■ Entries provided ■
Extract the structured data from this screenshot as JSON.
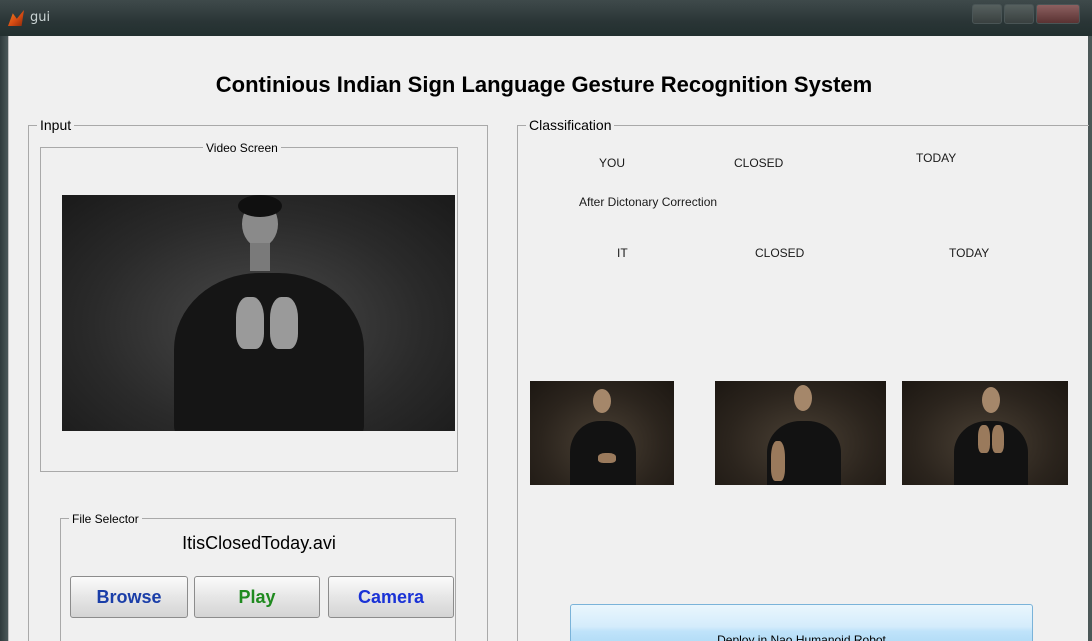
{
  "window": {
    "title": "gui"
  },
  "app": {
    "title": "Continious Indian Sign Language Gesture Recognition System"
  },
  "input": {
    "label": "Input",
    "video_screen": {
      "label": "Video Screen"
    },
    "file_selector": {
      "label": "File Selector",
      "file_name": "ItisClosedToday.avi",
      "browse_label": "Browse",
      "play_label": "Play",
      "camera_label": "Camera"
    }
  },
  "classification": {
    "label": "Classification",
    "recognized_words": [
      "YOU",
      "CLOSED",
      "TODAY"
    ],
    "correction_label": "After Dictonary Correction",
    "corrected_words": [
      "IT",
      "CLOSED",
      "TODAY"
    ],
    "deploy_label": "Deploy in Nao Humanoid Robot"
  },
  "colors": {
    "browse_text": "#1a3ea8",
    "play_text": "#1f8a1f",
    "camera_text": "#1a32d6",
    "deploy_button": "#bfe3fa"
  }
}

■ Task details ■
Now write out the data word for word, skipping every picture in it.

■ Solution below ■
Extract the structured data from this screenshot as JSON.
{
  "window": {
    "title": "gui"
  },
  "app": {
    "title": "Continious Indian Sign Language Gesture Recognition System"
  },
  "input": {
    "label": "Input",
    "video_screen": {
      "label": "Video Screen"
    },
    "file_selector": {
      "label": "File Selector",
      "file_name": "ItisClosedToday.avi",
      "browse_label": "Browse",
      "play_label": "Play",
      "camera_label": "Camera"
    }
  },
  "classification": {
    "label": "Classification",
    "recognized_words": [
      "YOU",
      "CLOSED",
      "TODAY"
    ],
    "correction_label": "After Dictonary Correction",
    "corrected_words": [
      "IT",
      "CLOSED",
      "TODAY"
    ],
    "deploy_label": "Deploy in Nao Humanoid Robot"
  },
  "colors": {
    "browse_text": "#1a3ea8",
    "play_text": "#1f8a1f",
    "camera_text": "#1a32d6",
    "deploy_button": "#bfe3fa"
  }
}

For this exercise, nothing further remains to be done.